The porosity of a carbonate sand of varied-shaped particles has been unpredictable because of the unknown effect of shape distribution on packing. Porosity was measured for 250 single, dual, and multicomponent packs of varied-shaped, mud-free, particulate, natural, and artificial carbonate sands. Single-shape component packs have average porosities as follows: disks, 35%; spheres, 43%; and rods, 46%, where the particles correspond to Zingg shapes and are moderately well-sorted for size. Porosities of single-shape packs of various radical-shaped particles (e.g., bivalves) range from 65 to 83%.

Dual-shape component packs show porosities proportional to the percent of the dominant particle, making the porosity of a two-component mixture essentially predictable. Sorting of three of more shapes tends to cancel the effects of bridging of radical-shaped particles which in single-component packs results in a wide porosity range. Carbonate sedimentologic factors normally produce a bimodal shape distribution with average porosities approaching 41 and 72% respectively for packs of simple and radical-shaped particles.

Lacking evidence that sedimentologic forces which molded the composition and fabric of a carbonate sand preserved a high porosity deposit of substantially radical-shaped particles one can presume that an undefined carbonate sand has 41% porosity, subject to correction after analysis of shape-mixture limiting factors. This 41% value is within the 39 to 57% porosity range determined for modern clastic sands. It is close to the 39.5% value for orthorhombically packed ordered spheres.
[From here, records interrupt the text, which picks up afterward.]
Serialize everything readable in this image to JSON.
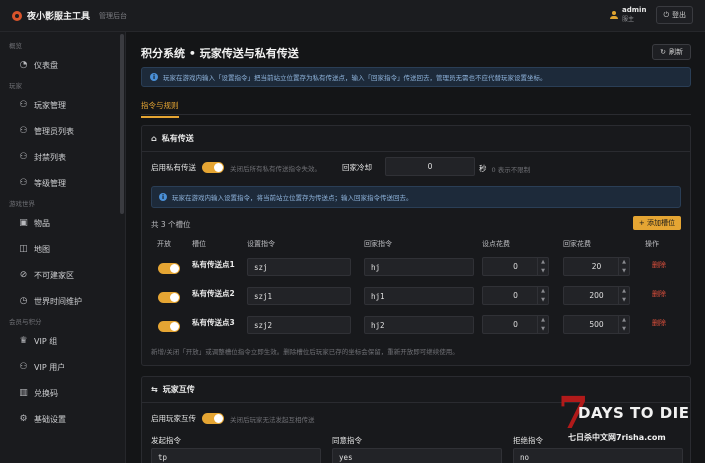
{
  "header": {
    "app_title": "夜小影服主工具",
    "app_subtitle": "管理后台",
    "user_name": "admin",
    "user_role": "服主",
    "logout_label": "登出"
  },
  "sidebar": {
    "groups": [
      {
        "title": "概览",
        "items": [
          {
            "label": "仪表盘",
            "icon": "dashboard-icon"
          }
        ]
      },
      {
        "title": "玩家",
        "items": [
          {
            "label": "玩家管理",
            "icon": "user-icon"
          },
          {
            "label": "管理员列表",
            "icon": "user-icon"
          },
          {
            "label": "封禁列表",
            "icon": "user-icon"
          },
          {
            "label": "等级管理",
            "icon": "user-icon"
          }
        ]
      },
      {
        "title": "游戏世界",
        "items": [
          {
            "label": "物品",
            "icon": "box-icon"
          },
          {
            "label": "地图",
            "icon": "map-icon"
          },
          {
            "label": "不可建家区",
            "icon": "ban-icon"
          },
          {
            "label": "世界时间维护",
            "icon": "clock-icon"
          }
        ]
      },
      {
        "title": "会员与积分",
        "items": [
          {
            "label": "VIP 组",
            "icon": "vip-icon"
          },
          {
            "label": "VIP 用户",
            "icon": "user-icon"
          },
          {
            "label": "兑换码",
            "icon": "barcode-icon"
          },
          {
            "label": "基础设置",
            "icon": "gear-icon"
          }
        ]
      }
    ]
  },
  "page": {
    "title": "积分系统 • 玩家传送与私有传送",
    "refresh_label": "刷新",
    "info": "玩家在游戏内输入「设置指令」把当前站立位置存为私有传送点，输入「回家指令」传送回去，管理员无需也不应代替玩家设置坐标。",
    "tab": "指令与规则"
  },
  "private_tp": {
    "title": "私有传送",
    "enable_label": "启用私有传送",
    "enable_hint": "关闭后所有私有传送指令失效。",
    "cooldown_label": "回家冷却",
    "cooldown_value": "0",
    "cooldown_unit": "秒",
    "cooldown_hint": "0 表示不限制",
    "info": "玩家在游戏内输入设置指令，将当前站立位置存为传送点；输入回家指令传送回去。",
    "slot_count": "共 3 个槽位",
    "add_label": "+ 添加槽位",
    "columns": [
      "开放",
      "槽位",
      "设置指令",
      "回家指令",
      "设点花费",
      "回家花费",
      "操作"
    ],
    "rows": [
      {
        "name": "私有传送点1",
        "set_cmd": "szj",
        "home_cmd": "hj",
        "set_cost": "0",
        "home_cost": "20",
        "action": "删除"
      },
      {
        "name": "私有传送点2",
        "set_cmd": "szj1",
        "home_cmd": "hj1",
        "set_cost": "0",
        "home_cost": "200",
        "action": "删除"
      },
      {
        "name": "私有传送点3",
        "set_cmd": "szj2",
        "home_cmd": "hj2",
        "set_cost": "0",
        "home_cost": "500",
        "action": "删除"
      }
    ],
    "footer_hint": "新增/关闭「开放」或调整槽位指令立即生效。删除槽位后玩家已存的坐标会保留，重新开放即可继续使用。"
  },
  "player_tp": {
    "title": "玩家互传",
    "enable_label": "启用玩家互传",
    "enable_hint": "关闭后玩家无法发起互相传送",
    "columns": [
      "发起指令",
      "同意指令",
      "拒绝指令"
    ],
    "values": [
      "tp",
      "yes",
      "no"
    ]
  },
  "watermark": {
    "seven": "7",
    "title": "DAYS TO DIE",
    "sub": "七日杀中文网7risha.com"
  },
  "colors": {
    "accent": "#e5a533",
    "danger": "#e0503c",
    "info_bg": "#1d2a3a"
  }
}
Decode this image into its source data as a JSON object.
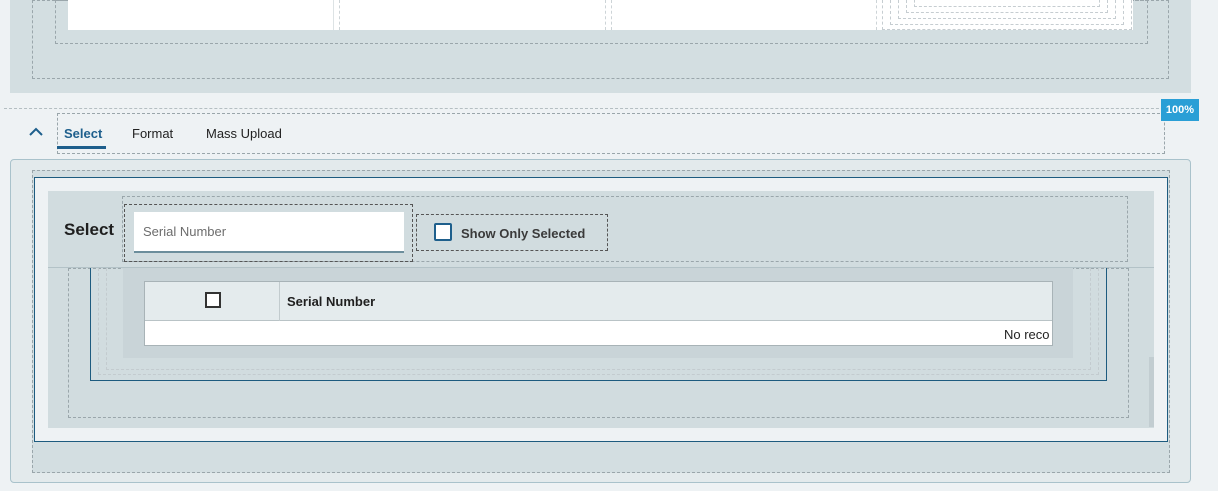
{
  "tabs": [
    {
      "label": "Select",
      "active": true
    },
    {
      "label": "Format",
      "active": false
    },
    {
      "label": "Mass Upload",
      "active": false
    }
  ],
  "zoom": "100%",
  "select_panel": {
    "title": "Select",
    "search_placeholder": "Serial Number",
    "show_only_selected": "Show Only Selected",
    "show_only_selected_checked": false
  },
  "table": {
    "columns": [
      "Serial Number"
    ],
    "empty_message": "No reco"
  },
  "icons": {
    "collapse": "chevron-up-icon",
    "select_all": "checkbox-icon"
  },
  "colors": {
    "accent": "#1e5f8c",
    "badge": "#2a9fd6",
    "panel": "#d1dcdf"
  }
}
AAPG Search and Discovery Article #90968©1977 AAPG-SEPM Annual Convention and Exhibition, Washington, DC